In order for the community to thrive, it is important that conversations flow at all times. This keeps the community alive and provides a rich source of information for both the company and community members. Research is therefore often the “fusion element” of the community.
The model for how online brand communities work – illustration
Be clear what the purpose of the community is and what you are going to ask people to do
Don’t be afraid to relinquish some control:
Participation is the new control
An evolutionary approach Research is a sensible place to begin. Experimenting with a marketing launch of a beta-site or viral is another. Ultimately however, online brand communities are not a research strategy, nor a marketing strategy, but a business strategy. An evolutionary approach is best. A gradual climb up a gentle slope, changing things and adapting to conditions as you go, is the way that evolution works.

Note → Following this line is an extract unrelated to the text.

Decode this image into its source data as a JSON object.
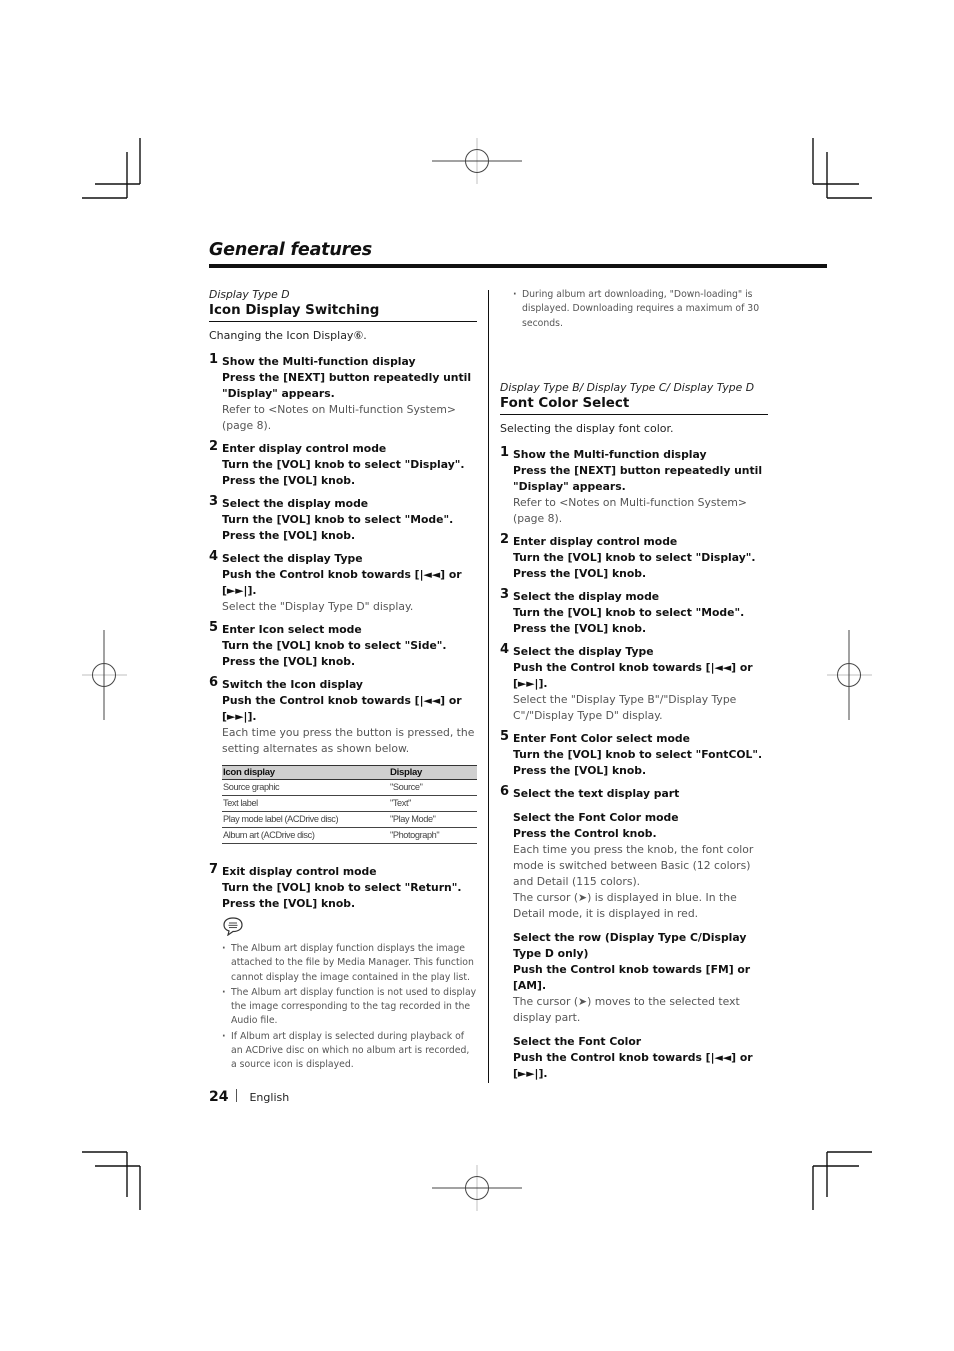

Verve’s White Paper on How Online Brand Communities Work, was authored by Mike Hall, Partner, Development, VERVE, with Paddy Barwise, Emeritus Professor of Management and Marketing at London Business School and Emma Morioka, Partner, Proposition Development, VERVE.

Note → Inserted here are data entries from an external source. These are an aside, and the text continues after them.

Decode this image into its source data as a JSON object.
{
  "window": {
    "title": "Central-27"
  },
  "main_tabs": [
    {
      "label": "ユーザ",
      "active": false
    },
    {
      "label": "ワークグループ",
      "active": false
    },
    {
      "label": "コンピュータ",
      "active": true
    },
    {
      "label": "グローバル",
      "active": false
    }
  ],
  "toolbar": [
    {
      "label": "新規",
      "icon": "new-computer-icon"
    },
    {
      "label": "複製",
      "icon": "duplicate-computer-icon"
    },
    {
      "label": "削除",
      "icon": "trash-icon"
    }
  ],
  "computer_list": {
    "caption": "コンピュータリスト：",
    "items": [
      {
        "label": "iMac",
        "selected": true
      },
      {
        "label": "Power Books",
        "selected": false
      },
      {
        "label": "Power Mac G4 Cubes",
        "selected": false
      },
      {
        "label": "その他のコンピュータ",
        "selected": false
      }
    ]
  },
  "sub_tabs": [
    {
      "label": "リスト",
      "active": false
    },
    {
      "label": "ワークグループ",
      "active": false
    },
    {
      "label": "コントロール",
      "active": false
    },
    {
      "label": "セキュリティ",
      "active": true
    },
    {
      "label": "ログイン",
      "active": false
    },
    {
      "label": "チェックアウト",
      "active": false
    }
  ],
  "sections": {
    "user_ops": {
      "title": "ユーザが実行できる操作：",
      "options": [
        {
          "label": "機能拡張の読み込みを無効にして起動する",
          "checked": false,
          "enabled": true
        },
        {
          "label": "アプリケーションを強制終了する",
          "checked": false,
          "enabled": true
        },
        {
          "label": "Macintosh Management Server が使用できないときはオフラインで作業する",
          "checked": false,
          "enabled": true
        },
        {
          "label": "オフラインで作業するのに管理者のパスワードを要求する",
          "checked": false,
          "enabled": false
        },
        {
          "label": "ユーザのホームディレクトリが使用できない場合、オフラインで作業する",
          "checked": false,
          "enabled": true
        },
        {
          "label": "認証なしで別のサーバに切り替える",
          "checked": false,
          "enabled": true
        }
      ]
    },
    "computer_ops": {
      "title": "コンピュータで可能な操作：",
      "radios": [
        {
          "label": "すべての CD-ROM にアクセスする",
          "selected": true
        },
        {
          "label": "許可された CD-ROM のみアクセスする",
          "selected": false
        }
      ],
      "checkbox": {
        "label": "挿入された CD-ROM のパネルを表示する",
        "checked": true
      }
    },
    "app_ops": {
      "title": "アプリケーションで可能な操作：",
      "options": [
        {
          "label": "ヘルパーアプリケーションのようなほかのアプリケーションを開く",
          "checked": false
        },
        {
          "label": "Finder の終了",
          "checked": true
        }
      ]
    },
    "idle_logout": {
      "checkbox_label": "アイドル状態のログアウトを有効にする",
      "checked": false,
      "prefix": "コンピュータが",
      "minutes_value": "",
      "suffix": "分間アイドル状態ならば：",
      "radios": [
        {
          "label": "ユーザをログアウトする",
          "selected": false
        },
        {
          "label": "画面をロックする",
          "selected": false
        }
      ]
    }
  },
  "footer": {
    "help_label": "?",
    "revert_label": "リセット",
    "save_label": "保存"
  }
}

In compiling the paper, Verve conducted in-depth interviews with over 20 industry practitioners including client side market insight, marketing, and digital media experts, digital marketing agencies, advertising agencies and market research agencies and conducted a literature and case study review of over 50 existing communities.
For more information, or to download the full white paper, please visit www.addverve.com , or contact us at: [email_address] .
We’d like to thank all of the clients, agencies and others who contributed towards the paper – your input is very much appreciated.
VERVE is the specialist in building, managing and maintaining customer advisory panels and online brand communities . Verve brings together a multi-disciplinary team of professionals with a proven track record in the marketing services industry to put the voice of the customer at the heart of business. This delivers faster, better, more cost-effective and more professional research through a unique combination of expertise in online panels, research, analytics, social media, communities, technology, marketing and graphic design. Verve is powered by VERVE Engine, the best-in-class technology and services platform for efficient, flexible, scalable customer advisory panels and online brand communities.
For more information, contact us at: firstname.lastname@example.org.
Contact us VERVE Partners Ltd. Linton House 164/180 Union Street London SE1 0LH www.addverve.com +44 (0) 20 7928 4314 [email_address]